My First Month in Publishing
Publishing is the obvious career choice for those who, like me, value the written word for its ability to make connections between those on different paths of life, and the opportunity it provides to celebrate these connections and bring all sorts of different ideas to reality. My role as publishing assistant at Orphans is my first experience of the ‘professional’ world of books – here’s what I’ve learned in the transition from ‘publishing hopeful’ to fully-fledged employee:
On my first day, my mind was clouded with the fear of feeling like an imposter who didn’t have the first clue what she was doing. Then, it hit me. I didn’t have the first clue what I was doing. So, I asked a question. Then, I asked another. I wrote everything down until I’d filled my brand new Papier notebook. Then, I filled another (slightly less beautiful) notepad.
When an industry is entirely new to you, the only way to learn is to find out what you don’t know, then get to work mastering it. Your first month should turn you into a walking sponge, so make the most of being a newbie! People in publishing are passionate about the books they nurture into existence so they want you to succeed – don’t be afraid to ask for what you need to make this happen. As long as you show willingness to know more about all aspects of your craft, the knowledge will come. You just have to ask that first question!
Planners are your best friend.
I’ve always been a stickler for organisation – even in primary school, I’d march into W H Smiths with a fistful of coins and browse the endless shelves of planners – I loved having a pristine diary at the start of each academic year, to ensure I never double booked myself between reading Enid Blyton and building fairy sanctuaries at the edge of the playing fields.
Starting at Orphans, I was relieved to discover that my years of rigorous organisational training had found their perfect home. The nature of having multiple ongoing projects means that sometimes, things crop up that need urgent attention, so switching between projects is vital.
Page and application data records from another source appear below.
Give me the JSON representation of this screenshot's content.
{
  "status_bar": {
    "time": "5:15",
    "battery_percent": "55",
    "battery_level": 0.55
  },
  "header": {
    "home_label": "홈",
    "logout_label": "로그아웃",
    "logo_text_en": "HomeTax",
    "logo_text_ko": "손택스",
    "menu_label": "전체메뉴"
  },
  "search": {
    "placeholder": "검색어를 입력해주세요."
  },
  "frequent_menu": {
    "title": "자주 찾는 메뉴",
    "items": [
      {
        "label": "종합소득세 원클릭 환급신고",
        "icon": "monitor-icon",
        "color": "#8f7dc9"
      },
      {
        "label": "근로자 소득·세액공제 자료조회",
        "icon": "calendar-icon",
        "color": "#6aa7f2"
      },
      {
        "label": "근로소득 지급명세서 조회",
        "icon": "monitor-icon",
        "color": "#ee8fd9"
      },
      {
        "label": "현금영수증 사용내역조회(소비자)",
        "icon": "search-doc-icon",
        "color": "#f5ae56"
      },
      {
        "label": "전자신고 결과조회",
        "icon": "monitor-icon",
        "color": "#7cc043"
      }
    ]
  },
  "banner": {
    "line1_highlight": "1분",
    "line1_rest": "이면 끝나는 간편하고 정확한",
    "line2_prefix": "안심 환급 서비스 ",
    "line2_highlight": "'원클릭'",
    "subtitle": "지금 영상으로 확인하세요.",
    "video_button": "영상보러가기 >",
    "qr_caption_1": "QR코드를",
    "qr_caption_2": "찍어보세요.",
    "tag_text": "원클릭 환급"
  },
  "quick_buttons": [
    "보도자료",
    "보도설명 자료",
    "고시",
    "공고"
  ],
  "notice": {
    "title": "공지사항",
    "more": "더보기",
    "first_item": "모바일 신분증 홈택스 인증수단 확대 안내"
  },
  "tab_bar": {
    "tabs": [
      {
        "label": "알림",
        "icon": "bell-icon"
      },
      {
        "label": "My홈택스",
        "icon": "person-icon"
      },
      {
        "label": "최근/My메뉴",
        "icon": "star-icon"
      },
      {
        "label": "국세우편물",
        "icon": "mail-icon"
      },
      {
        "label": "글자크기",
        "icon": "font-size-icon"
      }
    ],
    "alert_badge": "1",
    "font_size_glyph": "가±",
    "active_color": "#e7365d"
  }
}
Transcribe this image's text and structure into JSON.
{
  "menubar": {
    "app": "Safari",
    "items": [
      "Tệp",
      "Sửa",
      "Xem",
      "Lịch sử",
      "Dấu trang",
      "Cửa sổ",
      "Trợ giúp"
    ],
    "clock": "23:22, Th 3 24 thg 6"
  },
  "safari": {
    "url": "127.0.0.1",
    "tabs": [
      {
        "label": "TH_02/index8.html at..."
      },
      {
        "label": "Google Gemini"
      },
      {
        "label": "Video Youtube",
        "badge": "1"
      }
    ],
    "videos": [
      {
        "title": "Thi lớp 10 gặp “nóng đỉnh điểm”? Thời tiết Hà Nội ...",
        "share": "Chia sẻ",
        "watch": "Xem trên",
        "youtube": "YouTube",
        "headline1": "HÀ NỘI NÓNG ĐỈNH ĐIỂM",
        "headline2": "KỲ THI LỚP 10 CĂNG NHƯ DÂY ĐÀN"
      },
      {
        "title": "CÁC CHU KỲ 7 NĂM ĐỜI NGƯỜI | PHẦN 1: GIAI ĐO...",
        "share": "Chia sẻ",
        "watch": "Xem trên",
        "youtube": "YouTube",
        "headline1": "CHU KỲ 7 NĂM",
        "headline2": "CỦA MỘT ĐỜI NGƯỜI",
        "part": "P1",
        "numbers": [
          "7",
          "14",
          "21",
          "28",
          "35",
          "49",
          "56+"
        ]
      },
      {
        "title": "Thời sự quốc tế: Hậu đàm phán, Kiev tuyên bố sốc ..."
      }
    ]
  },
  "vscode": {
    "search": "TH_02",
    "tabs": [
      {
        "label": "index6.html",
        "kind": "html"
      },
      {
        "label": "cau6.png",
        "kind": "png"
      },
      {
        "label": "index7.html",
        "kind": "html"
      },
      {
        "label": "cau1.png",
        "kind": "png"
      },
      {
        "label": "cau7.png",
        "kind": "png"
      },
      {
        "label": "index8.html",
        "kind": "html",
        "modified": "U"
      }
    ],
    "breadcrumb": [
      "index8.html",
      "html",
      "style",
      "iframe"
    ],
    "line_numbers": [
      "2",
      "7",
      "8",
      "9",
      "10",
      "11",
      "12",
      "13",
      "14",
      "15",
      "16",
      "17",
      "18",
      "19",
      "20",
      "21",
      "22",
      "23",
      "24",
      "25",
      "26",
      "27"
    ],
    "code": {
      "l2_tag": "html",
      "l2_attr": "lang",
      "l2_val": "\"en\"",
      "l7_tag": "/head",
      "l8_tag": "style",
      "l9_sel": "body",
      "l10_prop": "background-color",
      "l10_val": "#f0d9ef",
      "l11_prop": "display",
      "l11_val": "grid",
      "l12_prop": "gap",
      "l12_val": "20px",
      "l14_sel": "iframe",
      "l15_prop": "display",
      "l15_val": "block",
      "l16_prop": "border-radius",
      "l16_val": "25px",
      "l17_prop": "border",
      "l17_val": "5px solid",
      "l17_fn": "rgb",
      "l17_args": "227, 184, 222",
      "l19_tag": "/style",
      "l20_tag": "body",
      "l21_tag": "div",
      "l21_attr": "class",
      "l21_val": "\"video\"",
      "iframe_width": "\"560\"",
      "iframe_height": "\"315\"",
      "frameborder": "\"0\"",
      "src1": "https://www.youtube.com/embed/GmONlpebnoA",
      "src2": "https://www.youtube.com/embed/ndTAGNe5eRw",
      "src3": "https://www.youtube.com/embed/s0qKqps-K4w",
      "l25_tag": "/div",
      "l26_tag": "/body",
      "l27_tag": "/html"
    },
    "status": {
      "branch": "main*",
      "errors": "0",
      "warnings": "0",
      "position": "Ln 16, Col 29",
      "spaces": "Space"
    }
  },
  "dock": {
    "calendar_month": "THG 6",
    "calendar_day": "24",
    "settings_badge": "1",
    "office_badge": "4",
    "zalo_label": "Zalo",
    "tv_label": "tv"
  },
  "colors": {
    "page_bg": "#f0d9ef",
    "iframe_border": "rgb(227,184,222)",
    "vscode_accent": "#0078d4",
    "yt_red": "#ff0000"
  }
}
My favourite system is to have a list of tasks each day divided into three blocks: Must, Should and Could.
‘Must’ involves one or two clearly outlined tasks to be completed that day. I then split the remaining tasks into two separate blocks, in terms of their urgency: ‘should’ and ‘could’. These are more flexible tasks which can be sidelined to suit the needs of the day.
Share your ideas.
There’s nothing the Orphans team loves more than a good brainstorm. At first, the notion of sharing my thoughts with a room full of people who definitely knew more than me was daunting. I assumed my ideas had either been done already, or suggested and then thrown into the ‘rejected’ pile. As my confidence grew, I learned it was better to make a suggestion and have it politely declined, than sit and feel I wasn’t contributing.
The beauty of working for an independent publisher is that you don’t get lost in a sea of employees – there’s always someone on hand to listen to your suggestions, so if you’re lucky enough to land your first role with an indie, be sure to make the most of this opportunity.
Engage with the industry.
If you can afford it, a subscription to The Bookseller is invaluable. If not, check what’s trending on Waterstones and make the most of Twitter, for both publishing gossip and to find fellow publishing assistants – there’s no such thing as too much support. Subscribe to newsletters that resonate with you (The Indie Insider is my firm favourite), and also those that don’t.
A final note…
If you believe in the essential role of books to mould minds and spark imaginations, then the ability to stand by your ideas will come naturally. Publishing is an industry filled with supportive, interesting people, all working towards the same goal of getting books into the hands of those who love them as much as we do. If my first month in publishing has taught me anything, it’s that I’m lucky to be part of an industry that recognises how glorious it is to be a lover of words.
Creative Access – to find publishing opportunities, internships and CV workshops.
Society of Young Publishers – wonderful newsletter and regular events, as well as a mentorship scheme which is well worth applying to.
The Bookseller – Book news!
BookMachine – A valuable resource for publishing newbies, with regular blog posts demystifying subjects like TikTok (!)